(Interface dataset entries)
------------------------------------------------------------------------

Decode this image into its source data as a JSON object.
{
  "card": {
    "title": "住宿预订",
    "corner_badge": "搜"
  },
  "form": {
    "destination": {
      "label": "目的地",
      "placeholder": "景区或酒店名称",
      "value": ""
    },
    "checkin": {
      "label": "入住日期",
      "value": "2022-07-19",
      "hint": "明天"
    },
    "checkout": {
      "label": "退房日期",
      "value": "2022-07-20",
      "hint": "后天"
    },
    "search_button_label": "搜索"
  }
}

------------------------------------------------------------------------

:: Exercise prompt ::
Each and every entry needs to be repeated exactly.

:: Answer below ::
Decode this image into its source data as a JSON object.
{
  "card": {
    "title": "住宿预订",
    "corner_badge": "搜"
  },
  "form": {
    "destination": {
      "label": "目的地",
      "placeholder": "景区或酒店名称",
      "value": ""
    },
    "checkin": {
      "label": "入住日期",
      "value": "2022-07-19",
      "hint": "明天"
    },
    "checkout": {
      "label": "退房日期",
      "value": "2022-07-20",
      "hint": "后天"
    },
    "search_button_label": "搜索"
  }
}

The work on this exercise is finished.